What the exercise asks: Could you retype all of the entries below word for word?

====== Working data

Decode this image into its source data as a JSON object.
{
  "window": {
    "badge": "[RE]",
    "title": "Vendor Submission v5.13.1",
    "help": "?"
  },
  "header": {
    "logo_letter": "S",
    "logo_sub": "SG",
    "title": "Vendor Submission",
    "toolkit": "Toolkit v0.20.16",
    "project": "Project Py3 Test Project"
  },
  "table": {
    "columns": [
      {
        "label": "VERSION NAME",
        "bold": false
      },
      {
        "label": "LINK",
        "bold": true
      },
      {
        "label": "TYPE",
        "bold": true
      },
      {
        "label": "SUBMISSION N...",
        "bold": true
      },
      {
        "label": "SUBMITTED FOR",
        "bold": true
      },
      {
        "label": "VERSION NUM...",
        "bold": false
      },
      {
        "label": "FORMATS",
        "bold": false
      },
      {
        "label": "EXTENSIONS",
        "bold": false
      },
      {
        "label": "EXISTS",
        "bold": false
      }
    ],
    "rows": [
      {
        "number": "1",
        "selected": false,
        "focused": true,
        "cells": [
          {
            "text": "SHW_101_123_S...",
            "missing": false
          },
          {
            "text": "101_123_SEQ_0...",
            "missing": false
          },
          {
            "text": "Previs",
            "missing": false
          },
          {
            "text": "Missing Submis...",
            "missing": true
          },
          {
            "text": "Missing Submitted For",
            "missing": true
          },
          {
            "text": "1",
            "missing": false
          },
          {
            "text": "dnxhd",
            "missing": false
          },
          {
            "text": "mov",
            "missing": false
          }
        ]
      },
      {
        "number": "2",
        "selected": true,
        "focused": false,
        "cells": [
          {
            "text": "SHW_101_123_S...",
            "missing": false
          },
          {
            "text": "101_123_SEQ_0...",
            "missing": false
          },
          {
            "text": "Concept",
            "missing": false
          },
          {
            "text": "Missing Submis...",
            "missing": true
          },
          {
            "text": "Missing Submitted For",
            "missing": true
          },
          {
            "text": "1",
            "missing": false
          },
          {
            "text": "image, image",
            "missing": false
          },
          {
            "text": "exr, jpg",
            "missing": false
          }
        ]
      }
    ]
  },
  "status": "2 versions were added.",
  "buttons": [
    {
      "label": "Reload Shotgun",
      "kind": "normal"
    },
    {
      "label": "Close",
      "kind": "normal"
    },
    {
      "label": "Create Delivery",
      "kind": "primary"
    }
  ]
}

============

Answer to the problem:
Decode this image into its source data as a JSON object.
{
  "window": {
    "badge": "[RE]",
    "title": "Vendor Submission v5.13.1",
    "help": "?"
  },
  "header": {
    "logo_letter": "S",
    "logo_sub": "SG",
    "title": "Vendor Submission",
    "toolkit": "Toolkit v0.20.16",
    "project": "Project Py3 Test Project"
  },
  "table": {
    "columns": [
      {
        "label": "VERSION NAME",
        "bold": false
      },
      {
        "label": "LINK",
        "bold": true
      },
      {
        "label": "TYPE",
        "bold": true
      },
      {
        "label": "SUBMISSION N...",
        "bold": true
      },
      {
        "label": "SUBMITTED FOR",
        "bold": true
      },
      {
        "label": "VERSION NUM...",
        "bold": false
      },
      {
        "label": "FORMATS",
        "bold": false
      },
      {
        "label": "EXTENSIONS",
        "bold": false
      },
      {
        "label": "EXISTS",
        "bold": false
      }
    ],
    "rows": [
      {
        "number": "1",
        "selected": false,
        "focused": true,
        "cells": [
          {
            "text": "SHW_101_123_S...",
            "missing": false
          },
          {
            "text": "101_123_SEQ_0...",
            "missing": false
          },
          {
            "text": "Previs",
            "missing": false
          },
          {
            "text": "Missing Submis...",
            "missing": true
          },
          {
            "text": "Missing Submitted For",
            "missing": true
          },
          {
            "text": "1",
            "missing": false
          },
          {
            "text": "dnxhd",
            "missing": false
          },
          {
            "text": "mov",
            "missing": false
          }
        ]
      },
      {
        "number": "2",
        "selected": true,
        "focused": false,
        "cells": [
          {
            "text": "SHW_101_123_S...",
            "missing": false
          },
          {
            "text": "101_123_SEQ_0...",
            "missing": false
          },
          {
            "text": "Concept",
            "missing": false
          },
          {
            "text": "Missing Submis...",
            "missing": true
          },
          {
            "text": "Missing Submitted For",
            "missing": true
          },
          {
            "text": "1",
            "missing": false
          },
          {
            "text": "image, image",
            "missing": false
          },
          {
            "text": "exr, jpg",
            "missing": false
          }
        ]
      }
    ]
  },
  "status": "2 versions were added.",
  "buttons": [
    {
      "label": "Reload Shotgun",
      "kind": "normal"
    },
    {
      "label": "Close",
      "kind": "normal"
    },
    {
      "label": "Create Delivery",
      "kind": "primary"
    }
  ]
}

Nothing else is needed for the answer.